Heat Loss From An Insulated Pipe

This Excel spreadsheet models heat loss from an insulated pipe. This is a very common system in the process industries - insulated pipes are everywhere, and engineers need a sound grasp of heat transfer principles to model their effects. Although the model in the spreadsheet is simplified to aid understanding, complexity can be easily added.

Liquid flows through the pipe, with heat exchanged with the insulation. Heat is lost from the insulation to the environment via convection (no radiation losses are considered). The thermal effects of the pipe wall are ignored (although this can be easily implemented).

These equations are used in the spreadsheet to define the heat transfer process.

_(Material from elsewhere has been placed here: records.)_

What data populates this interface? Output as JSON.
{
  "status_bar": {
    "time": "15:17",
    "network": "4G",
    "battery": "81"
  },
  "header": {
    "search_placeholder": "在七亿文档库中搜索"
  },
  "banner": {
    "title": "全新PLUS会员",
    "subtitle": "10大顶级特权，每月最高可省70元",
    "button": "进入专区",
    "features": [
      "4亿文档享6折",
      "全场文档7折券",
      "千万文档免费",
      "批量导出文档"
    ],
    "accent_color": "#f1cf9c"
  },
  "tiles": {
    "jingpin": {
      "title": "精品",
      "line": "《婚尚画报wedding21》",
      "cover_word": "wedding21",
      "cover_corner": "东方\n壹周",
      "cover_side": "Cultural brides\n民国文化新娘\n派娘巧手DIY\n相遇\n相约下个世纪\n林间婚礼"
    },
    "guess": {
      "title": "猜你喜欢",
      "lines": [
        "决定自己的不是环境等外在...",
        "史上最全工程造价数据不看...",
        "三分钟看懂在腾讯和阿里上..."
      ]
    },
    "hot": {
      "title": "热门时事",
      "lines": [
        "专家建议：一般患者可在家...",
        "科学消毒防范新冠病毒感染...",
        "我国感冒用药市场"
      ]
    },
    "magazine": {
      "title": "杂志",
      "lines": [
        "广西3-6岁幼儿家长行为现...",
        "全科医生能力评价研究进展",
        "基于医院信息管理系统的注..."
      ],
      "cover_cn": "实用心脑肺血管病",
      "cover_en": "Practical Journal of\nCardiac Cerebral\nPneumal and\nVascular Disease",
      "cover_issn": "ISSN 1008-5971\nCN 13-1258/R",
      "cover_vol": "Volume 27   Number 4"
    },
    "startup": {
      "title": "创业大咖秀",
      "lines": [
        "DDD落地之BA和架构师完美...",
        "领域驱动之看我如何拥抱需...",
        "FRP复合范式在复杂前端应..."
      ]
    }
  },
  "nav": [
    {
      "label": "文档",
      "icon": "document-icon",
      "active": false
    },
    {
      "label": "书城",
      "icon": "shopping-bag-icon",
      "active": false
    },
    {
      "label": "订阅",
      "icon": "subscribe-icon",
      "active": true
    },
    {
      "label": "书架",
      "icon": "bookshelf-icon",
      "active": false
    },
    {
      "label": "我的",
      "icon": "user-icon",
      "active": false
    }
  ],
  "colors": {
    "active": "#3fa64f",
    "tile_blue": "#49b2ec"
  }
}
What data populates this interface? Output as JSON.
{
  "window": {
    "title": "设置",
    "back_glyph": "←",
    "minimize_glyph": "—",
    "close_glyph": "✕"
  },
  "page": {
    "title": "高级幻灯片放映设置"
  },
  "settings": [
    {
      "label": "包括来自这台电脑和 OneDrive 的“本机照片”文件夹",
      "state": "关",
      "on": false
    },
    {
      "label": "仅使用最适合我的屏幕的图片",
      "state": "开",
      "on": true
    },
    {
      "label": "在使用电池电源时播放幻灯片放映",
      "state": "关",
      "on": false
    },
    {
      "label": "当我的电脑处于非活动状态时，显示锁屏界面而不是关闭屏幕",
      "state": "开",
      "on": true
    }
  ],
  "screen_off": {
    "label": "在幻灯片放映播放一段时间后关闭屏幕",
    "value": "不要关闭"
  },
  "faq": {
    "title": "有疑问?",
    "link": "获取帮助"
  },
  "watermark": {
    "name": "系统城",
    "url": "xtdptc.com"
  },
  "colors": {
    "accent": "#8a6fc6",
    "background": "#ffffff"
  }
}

• q is the heat flowrate through the pipe and insulation (W m-1)
• Ts is the temperature at the surface of the insulation (K)
• Ta is the ambient air temperature (K)
• Tf is the fluid temperature inside the pipe (K)
• DO is the pipe diameter (m)
• DS is the outside diameter of the insulated pipe (i.e. the pipe diameter plus two times the insulation thickness) (m)
• k is the insulation thermal conductivity (W m-1 K-1)
• ΔT is the temperature difference between the insulation surface and ambient air Ts-T(K)
• hs is the insulation-to-air heat surface heat transfer coefficient (W m2 K-1)
The equation for the surface heat transfer hs coefficient is a correlation; any other valid relationship can be substituted.

The equations are implicit - the heat transfer coefficient is a function of the surface temperature Ts, but the surface temperature is a function of the heat transfer coefficient.

Hence the equations need to be solved iteratively with Goal Seek in Excel. Simply
• break the loop by estimating a value of Ts
• use this to calculate all other properties (including the heat transfer rate)
• use the heat transfer rate to backcalculate Ts
• use Goal Seek to make the two values of Ts equal by varying the estimated value of Ts (or any other parameter
You can easily modify the heat transfer equations to include more complex effects, such as effect of fouling on the pipe surface, multiple layers of different insulation, radiative losses, thick large pipe walls (which act as a heat sink) etc.

Calculate d-Exponent to Predict Pore Pressure Trends

This Excel spreadsheet calculates the d-exponent, a parameter used by drilling engineers to investigate ppore pressure trends when drilling into over-pressurized zones.

Normally, formation density increases with the drilling depth. But if the formation contains sand below the surface, then the drilling rate may increases with drilling depth. The d-exponent is used in several calculations to investigate these effects.

Jorden and Shirley (1966) suggested the d-exponent method, basing it on the Bingham equation. A later adjustment to the equation by Rehm and Mcledon (1971) included the effect of mud weight

The modified equation to calculate the d-exponent is

where
• c is the shale compactibility coefficient
• ρn is the mud weight equivalent (lb gal-1)
• ρm is the mud weight used (lb gal-1)
• D is drill bit diameter (in)
• W is the weight on the bit (x 1000 lb)
• R is the penetration rate (rpm)
• N is the rotary speed.
The d-exponent is often used in Eaton's equation

where
• P is the formation pore pressure (psi)
• Pob is the overburden pressure (ft)
• Z is the vertical depth (ft)
• d is the d exponent
• dn is the normal compaction trend of the d exponent
• Pp is the formation pore pressure (psi)
• Pp/Z is the normal pore pressure gradient (psi ft-1)